Over time manufacturing companies develop a large number of different products and services. Sounds obvious, but here’s the problem. As new products are launched, the old ones don’t go away, and the product list continues to grow. These products are often similar, but with enough differences to mess things up. So here’s the question: how do you build many different products without wasting floor space, lowering productivity, or having to invest millions in additional equipment and tooling?
The answer is an industrial engineering methodology called Mixed Model Line Design.
Mixed Model Line Design cherry-picks the best parts of Lean and Six Sigma then combines them with Industrial Design to create world-class production lines and value streams.
So here’s our definition. A Mixed Model line can produce a variety of different products on the same line, without sacrificing productivity, space, inventory, quality, or manufacturing lead-time.
There are two types of Mixed Model lines. In the first, the different models are truly mixed, meaning that every product coming down the line could be different from the one in front or the one behind. An example of this is the industrial equipment industry, where it’s not uncommon for each product to require customization.

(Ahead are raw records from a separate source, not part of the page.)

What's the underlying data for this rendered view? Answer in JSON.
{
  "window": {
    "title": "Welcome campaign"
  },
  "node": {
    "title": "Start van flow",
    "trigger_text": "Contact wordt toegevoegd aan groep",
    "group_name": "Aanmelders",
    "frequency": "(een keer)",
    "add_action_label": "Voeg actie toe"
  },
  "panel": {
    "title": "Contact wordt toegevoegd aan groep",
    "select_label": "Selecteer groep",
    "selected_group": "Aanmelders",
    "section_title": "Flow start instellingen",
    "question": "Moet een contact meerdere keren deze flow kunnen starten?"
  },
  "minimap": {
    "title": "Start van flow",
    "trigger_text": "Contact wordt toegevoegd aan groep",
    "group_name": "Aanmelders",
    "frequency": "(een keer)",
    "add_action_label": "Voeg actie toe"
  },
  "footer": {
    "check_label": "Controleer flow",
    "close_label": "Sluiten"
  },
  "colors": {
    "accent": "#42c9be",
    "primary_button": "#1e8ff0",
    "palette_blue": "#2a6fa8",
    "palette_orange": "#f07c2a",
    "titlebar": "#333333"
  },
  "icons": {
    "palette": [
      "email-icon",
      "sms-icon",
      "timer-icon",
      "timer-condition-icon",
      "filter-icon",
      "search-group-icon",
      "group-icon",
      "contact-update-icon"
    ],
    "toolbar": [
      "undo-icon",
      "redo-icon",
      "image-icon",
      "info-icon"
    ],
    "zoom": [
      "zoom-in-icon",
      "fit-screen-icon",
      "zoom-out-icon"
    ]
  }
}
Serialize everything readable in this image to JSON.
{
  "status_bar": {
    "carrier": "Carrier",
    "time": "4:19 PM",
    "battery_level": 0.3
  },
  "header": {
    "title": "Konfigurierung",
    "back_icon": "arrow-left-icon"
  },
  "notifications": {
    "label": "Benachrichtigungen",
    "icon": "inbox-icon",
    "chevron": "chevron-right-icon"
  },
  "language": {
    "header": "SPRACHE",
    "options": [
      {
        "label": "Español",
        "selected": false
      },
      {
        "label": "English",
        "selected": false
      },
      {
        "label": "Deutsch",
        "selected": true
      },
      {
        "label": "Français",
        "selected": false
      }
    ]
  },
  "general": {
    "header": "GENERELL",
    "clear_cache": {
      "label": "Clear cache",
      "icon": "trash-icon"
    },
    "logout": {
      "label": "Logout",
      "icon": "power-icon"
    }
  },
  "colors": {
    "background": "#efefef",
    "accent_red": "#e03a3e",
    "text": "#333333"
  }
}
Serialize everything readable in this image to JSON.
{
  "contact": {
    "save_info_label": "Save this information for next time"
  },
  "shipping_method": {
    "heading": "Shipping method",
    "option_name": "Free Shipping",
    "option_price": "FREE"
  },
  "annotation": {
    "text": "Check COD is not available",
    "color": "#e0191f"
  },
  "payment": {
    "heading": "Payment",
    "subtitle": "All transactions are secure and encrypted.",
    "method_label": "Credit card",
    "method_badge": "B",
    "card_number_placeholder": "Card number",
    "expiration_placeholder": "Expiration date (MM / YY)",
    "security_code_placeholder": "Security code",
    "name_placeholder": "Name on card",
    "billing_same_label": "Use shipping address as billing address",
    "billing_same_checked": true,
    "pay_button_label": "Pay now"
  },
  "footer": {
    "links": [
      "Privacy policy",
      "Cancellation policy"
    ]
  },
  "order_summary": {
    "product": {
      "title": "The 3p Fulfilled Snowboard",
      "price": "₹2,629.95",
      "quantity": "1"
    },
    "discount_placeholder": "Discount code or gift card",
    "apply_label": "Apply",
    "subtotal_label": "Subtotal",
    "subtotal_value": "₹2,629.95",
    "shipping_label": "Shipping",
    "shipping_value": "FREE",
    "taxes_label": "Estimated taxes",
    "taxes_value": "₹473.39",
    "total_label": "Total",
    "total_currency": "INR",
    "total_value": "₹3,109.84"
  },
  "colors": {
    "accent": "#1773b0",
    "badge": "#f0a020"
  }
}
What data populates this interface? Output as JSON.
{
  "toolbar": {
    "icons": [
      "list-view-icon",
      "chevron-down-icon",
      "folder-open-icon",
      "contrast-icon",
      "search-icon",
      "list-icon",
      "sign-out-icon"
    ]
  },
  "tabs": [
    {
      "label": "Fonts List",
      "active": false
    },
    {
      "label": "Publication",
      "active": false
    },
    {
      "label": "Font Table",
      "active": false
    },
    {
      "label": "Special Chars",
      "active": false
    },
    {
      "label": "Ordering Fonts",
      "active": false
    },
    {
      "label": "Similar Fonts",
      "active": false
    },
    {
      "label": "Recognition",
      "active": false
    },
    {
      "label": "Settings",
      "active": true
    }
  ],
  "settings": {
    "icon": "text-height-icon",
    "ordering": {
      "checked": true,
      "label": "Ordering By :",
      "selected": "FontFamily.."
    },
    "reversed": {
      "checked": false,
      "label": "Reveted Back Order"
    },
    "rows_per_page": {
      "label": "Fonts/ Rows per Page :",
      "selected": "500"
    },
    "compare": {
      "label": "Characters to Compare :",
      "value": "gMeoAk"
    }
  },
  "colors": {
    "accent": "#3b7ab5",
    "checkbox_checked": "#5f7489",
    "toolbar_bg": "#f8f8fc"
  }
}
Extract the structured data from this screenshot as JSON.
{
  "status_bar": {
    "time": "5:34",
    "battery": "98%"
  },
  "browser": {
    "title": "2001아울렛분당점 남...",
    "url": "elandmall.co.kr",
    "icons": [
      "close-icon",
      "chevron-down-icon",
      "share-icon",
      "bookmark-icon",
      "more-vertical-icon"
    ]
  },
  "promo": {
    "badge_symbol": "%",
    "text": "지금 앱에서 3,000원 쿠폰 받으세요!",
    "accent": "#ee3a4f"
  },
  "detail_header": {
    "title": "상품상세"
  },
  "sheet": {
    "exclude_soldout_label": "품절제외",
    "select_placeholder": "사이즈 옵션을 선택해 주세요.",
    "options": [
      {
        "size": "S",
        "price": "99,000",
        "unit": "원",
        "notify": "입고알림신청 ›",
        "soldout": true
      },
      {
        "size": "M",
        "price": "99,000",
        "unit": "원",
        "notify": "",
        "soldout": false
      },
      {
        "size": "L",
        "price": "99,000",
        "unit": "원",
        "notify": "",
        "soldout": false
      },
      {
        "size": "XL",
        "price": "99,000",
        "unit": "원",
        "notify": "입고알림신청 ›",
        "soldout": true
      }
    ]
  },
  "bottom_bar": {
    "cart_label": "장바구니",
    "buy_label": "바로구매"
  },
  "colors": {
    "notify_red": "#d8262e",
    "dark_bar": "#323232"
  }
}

The second type of Mixed Model line builds products in small batches or order quantities. This is necessary in cases where it would be difficult to truly mix. Examples of this include pharmaceuticals, aerospace products, very high mix and low volume environments, and cases where a high level of traceability of work and materials is required.
One thing to keep in mind: Mixed Modeling is not a good fit for every company. In video 2 of this 10-part series, we’ll be asking if Mixed Modeling is a good fit for you as a process improvement specialist. You’ll also be able to download a Mixed Model assessment, to help you decide.